"For David speaketh concerning him, I foresaw the Lord always before my face, for he is on my right hand, that I should not be moved: Therefore did my heart rejoice, and my tongue was glad; moreover also my flesh shall rest in hope: Because thou wilt not leave my soul in hell, (in the grave) neither wilt thou suffer thine Holy One to see corruption." (Acts 2: 25- 27)
This is a wonderful hope; it is far better than the false hope that we will fly away to heaven when we die. It is a substantial hope, based on true teachings of the Bible about death and the resurrection of the body. It is founded on sure promises that have been made in the Scriptures, promises that we can read about and hope to be a part of, by believing and being baptized into Christ.
Is there life after death? The Bible answer is YES, - but not for all and not right now. If we are in covenant and should die before the return of Christ, we will rest in the dust of the ground, waiting for the day of resurrection and judgment. This is not a difficult process; our sleep of death will seem no more than a second, even if many years pass. The glorious day of redemption will soon come for those who trust in the Bible truth about these life and death principles.

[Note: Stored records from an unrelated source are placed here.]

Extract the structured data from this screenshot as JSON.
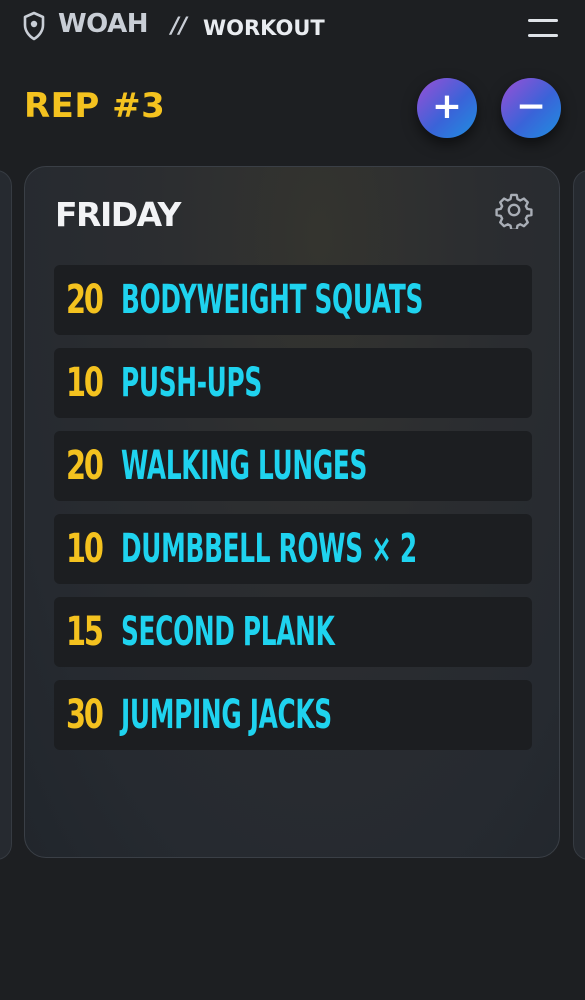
{
  "header": {
    "brand": "WOAH",
    "separator": "//",
    "section": "WORKOUT",
    "logo_icon": "shield-icon",
    "menu_icon": "hamburger-menu-icon"
  },
  "rep": {
    "title": "REP #3",
    "add_label": "+",
    "remove_label": "−",
    "add_icon": "plus-icon",
    "remove_icon": "minus-icon"
  },
  "card": {
    "day": "FRIDAY",
    "settings_icon": "gear-icon",
    "exercises": [
      {
        "count": "20",
        "name": "BODYWEIGHT SQUATS"
      },
      {
        "count": "10",
        "name": "PUSH-UPS"
      },
      {
        "count": "20",
        "name": "WALKING LUNGES"
      },
      {
        "count": "10",
        "name": "DUMBBELL ROWS × 2"
      },
      {
        "count": "15",
        "name": "SECOND PLANK"
      },
      {
        "count": "30",
        "name": "JUMPING JACKS"
      }
    ]
  },
  "colors": {
    "background": "#1d1f22",
    "accent_yellow": "#f4c21f",
    "accent_cyan": "#1fd3ef",
    "button_gradient_start": "#9b4fd6",
    "button_gradient_end": "#1f8fe0"
  }
}
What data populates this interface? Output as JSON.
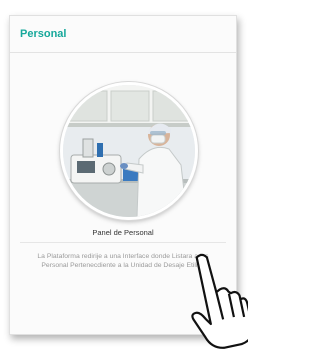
{
  "card": {
    "title": "Personal",
    "avatar_alt": "Laboratory technician",
    "caption": "Panel de Personal",
    "description": "La Plataforma redirije a una Interface donde Listara a les Personal Pertenecdiente a la Unidad de Desaje Etilico"
  },
  "colors": {
    "accent": "#17a89b",
    "card_background": "#fbfbfb"
  },
  "icons": {
    "pointer": "hand-pointer-icon"
  }
}
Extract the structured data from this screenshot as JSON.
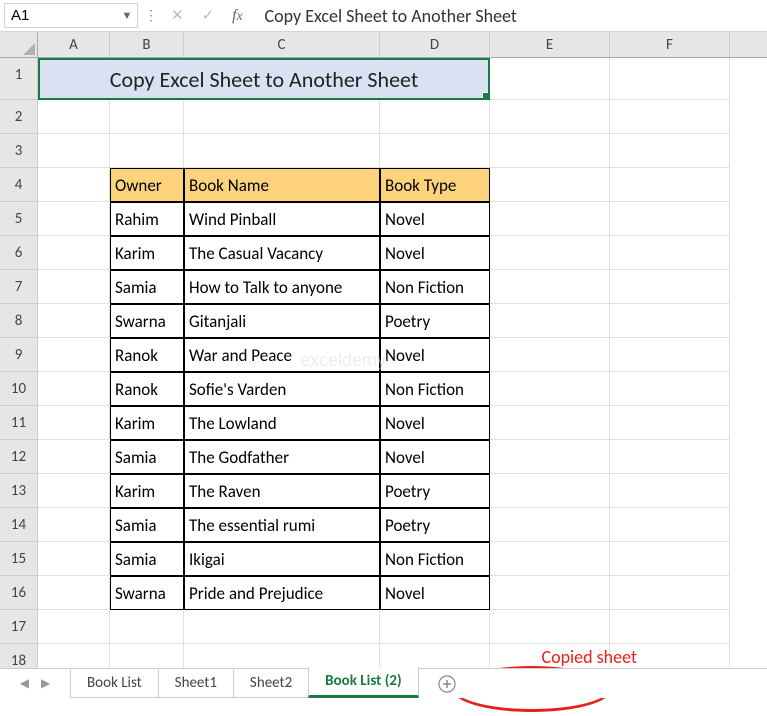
{
  "nameBox": "A1",
  "formulaBar": "Copy Excel Sheet to Another Sheet",
  "columns": [
    "A",
    "B",
    "C",
    "D",
    "E",
    "F"
  ],
  "rowCount": 18,
  "title": "Copy Excel Sheet to Another Sheet",
  "table": {
    "headers": [
      "Owner",
      "Book Name",
      "Book Type"
    ],
    "rows": [
      [
        "Rahim",
        "Wind Pinball",
        "Novel"
      ],
      [
        "Karim",
        "The Casual Vacancy",
        "Novel"
      ],
      [
        "Samia",
        "How to Talk to anyone",
        "Non Fiction"
      ],
      [
        "Swarna",
        "Gitanjali",
        "Poetry"
      ],
      [
        "Ranok",
        "War and Peace",
        "Novel"
      ],
      [
        "Ranok",
        "Sofie's Varden",
        "Non Fiction"
      ],
      [
        "Karim",
        "The Lowland",
        "Novel"
      ],
      [
        "Samia",
        "The Godfather",
        "Novel"
      ],
      [
        "Karim",
        "The Raven",
        "Poetry"
      ],
      [
        "Samia",
        "The essential rumi",
        "Poetry"
      ],
      [
        "Samia",
        "Ikigai",
        "Non Fiction"
      ],
      [
        "Swarna",
        "Pride and Prejudice",
        "Novel"
      ]
    ]
  },
  "sheetTabs": [
    {
      "label": "Book List",
      "active": false
    },
    {
      "label": "Sheet1",
      "active": false
    },
    {
      "label": "Sheet2",
      "active": false
    },
    {
      "label": "Book List (2)",
      "active": true
    }
  ],
  "annotation": "Copied sheet",
  "watermark": "exceldemy"
}
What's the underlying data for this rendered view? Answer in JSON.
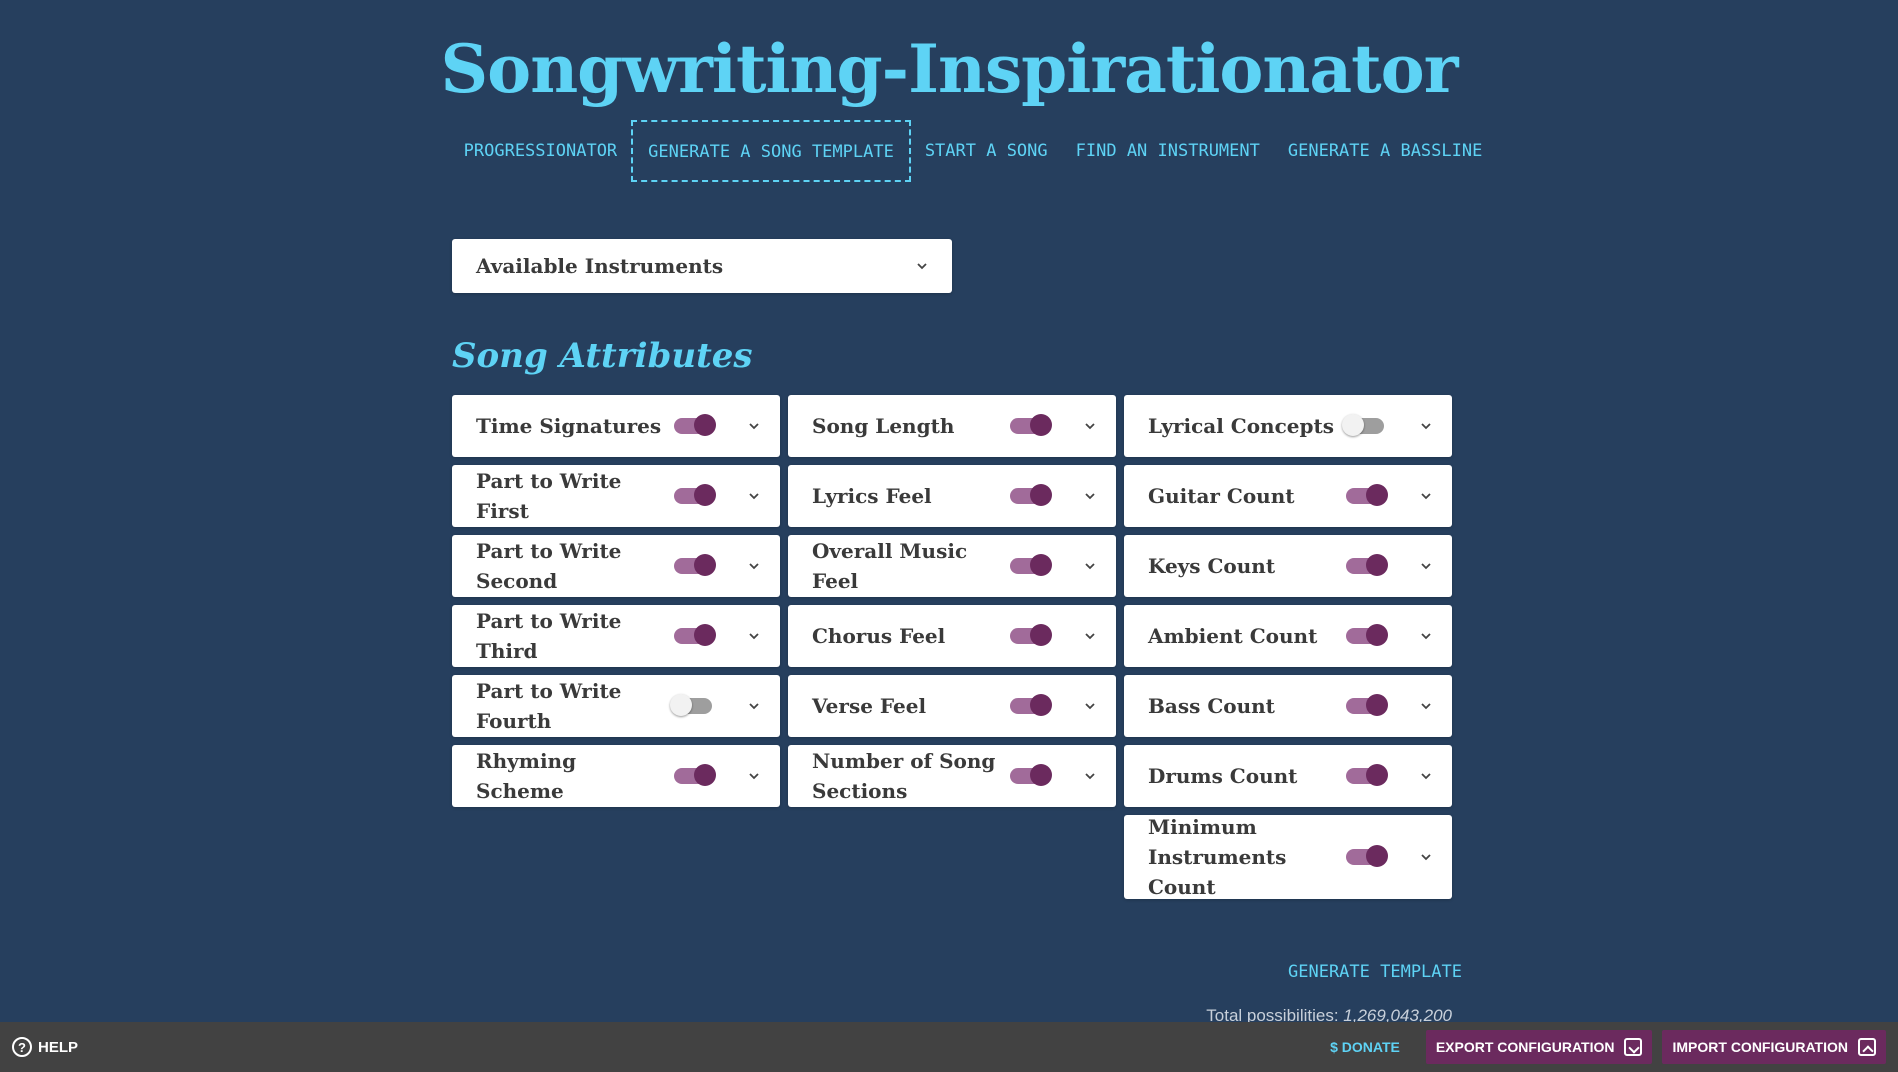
{
  "app": {
    "title": "Songwriting-Inspirationator"
  },
  "nav": {
    "items": [
      {
        "label": "Progressionator",
        "active": false
      },
      {
        "label": "Generate a Song Template",
        "active": true
      },
      {
        "label": "Start a Song",
        "active": false
      },
      {
        "label": "Find an Instrument",
        "active": false
      },
      {
        "label": "Generate a Bassline",
        "active": false
      }
    ]
  },
  "instruments": {
    "label": "Available Instruments"
  },
  "attributes": {
    "heading": "Song Attributes",
    "columns": [
      [
        {
          "label": "Time Signatures",
          "enabled": true
        },
        {
          "label": "Part to Write First",
          "enabled": true
        },
        {
          "label": "Part to Write Second",
          "enabled": true
        },
        {
          "label": "Part to Write Third",
          "enabled": true
        },
        {
          "label": "Part to Write Fourth",
          "enabled": false
        },
        {
          "label": "Rhyming Scheme",
          "enabled": true
        }
      ],
      [
        {
          "label": "Song Length",
          "enabled": true
        },
        {
          "label": "Lyrics Feel",
          "enabled": true
        },
        {
          "label": "Overall Music Feel",
          "enabled": true
        },
        {
          "label": "Chorus Feel",
          "enabled": true
        },
        {
          "label": "Verse Feel",
          "enabled": true
        },
        {
          "label": "Number of Song Sections",
          "enabled": true
        }
      ],
      [
        {
          "label": "Lyrical Concepts",
          "enabled": false
        },
        {
          "label": "Guitar Count",
          "enabled": true
        },
        {
          "label": "Keys Count",
          "enabled": true
        },
        {
          "label": "Ambient Count",
          "enabled": true
        },
        {
          "label": "Bass Count",
          "enabled": true
        },
        {
          "label": "Drums Count",
          "enabled": true
        },
        {
          "label": "Minimum Instruments Count",
          "enabled": true
        }
      ]
    ]
  },
  "generate": {
    "label": "Generate Template",
    "possibilities_label": "Total possibilities:",
    "possibilities_value": "1,269,043,200"
  },
  "bottom_bar": {
    "help": "HELP",
    "donate": "$ DONATE",
    "export": "EXPORT CONFIGURATION",
    "import": "IMPORT CONFIGURATION"
  },
  "colors": {
    "background": "#263f5e",
    "accent": "#5ed3f5",
    "toggle_on": "#6b2a5e",
    "bar": "#424242"
  }
}
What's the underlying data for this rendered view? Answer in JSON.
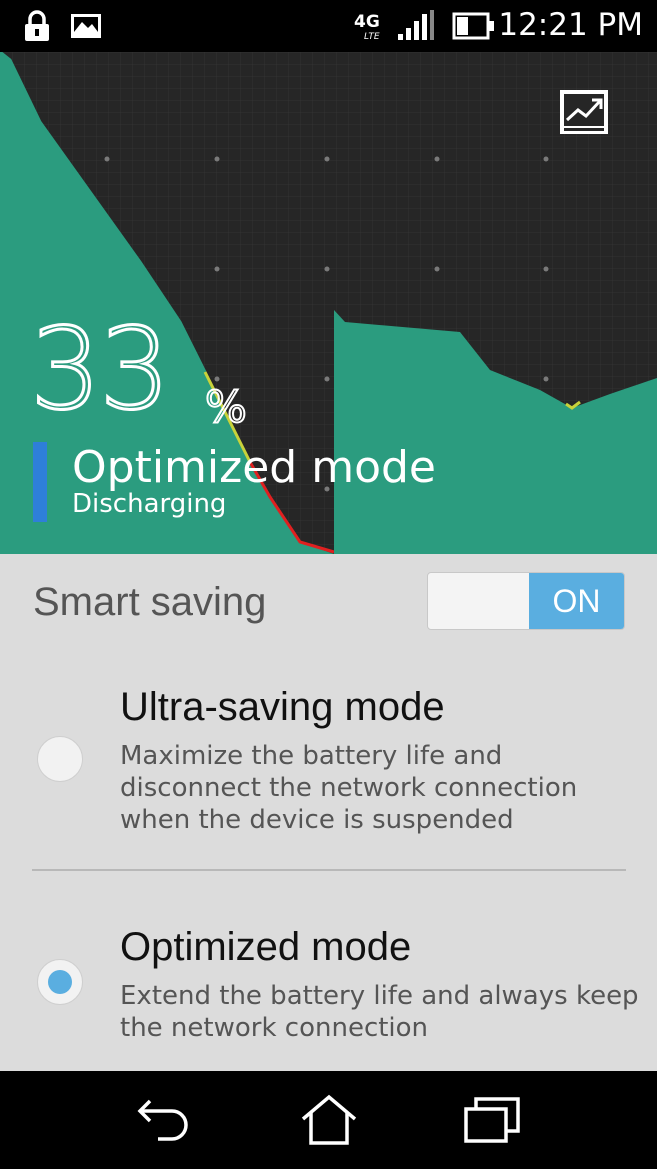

"But your dead will live; their bodies will rise. You who dwell in the dust, wake up and shout for joy. Your dew is like the dew of the morning; the earth will give birth to her dead." (Isa. 26:19)
When the disciples asked Jesus to teach them how to pray he responded with what is now universally known and respected as "The Lord's Prayer." Most "Christians" know this prayer by heart and have all recited it many times. It is often recited at public functions and the words are inspiring for practically any religious occasion.
When we commit this prayer to memory we run the risk of using it as a prayer without feeling or meaning. We say the words, but we often fail to appreciate exactly what it is we are praying for. We pray, "Thy kingdom come. Thy will be done in earth, as it is in heaven," but many still believe that the kingdom will be in heaven. We all pray for God's will to be done on earth, but many go about each day exercising their own will, which too often is in contradiction to the will of God.
Jesus taught that the meek would be blessed and that they would inherit the earth. Why do we look to the heavens for an inheritance? We teach our children that they need to be strong, (not meek) standing up for their rights, fighting even to death to preserve the honor of their country. We need to learn and practice the meekness that Jesus encouraged, this alone will lead us to the future blessing. We need to return to the instruction of the Bible, using God's Word as our only guide in life, the only definition of what our hope will be. This hope is beautifully expressed by the Psalmist:
" Trust in the LORD, and do good; so shalt thou dwell in the land, and verily thou shalt be fed. Delight thyself also in the LORD; and he shall give thee the desires of thine heart. Commit thy way unto the LORD; trust also in him; and he shall bring it to pass. And he shall bring forth thy righteousness as the light, and thy judgment as the noonday. Rest in the LORD, and wait patiently for him: ...Cease from anger, and forsake wrath: fret not thyself in any wise to do evil. For evildoers shall be cut off: but those that wait upon the LORD, they shall inherit the earth. For yet a little while, and the wicked shall not be: yea, thou shalt diligently consider his place, and it shall not be. But the meek shall inherit the earth; and shall delight themselves in the abundance of peace." (Psa. 37:3-11)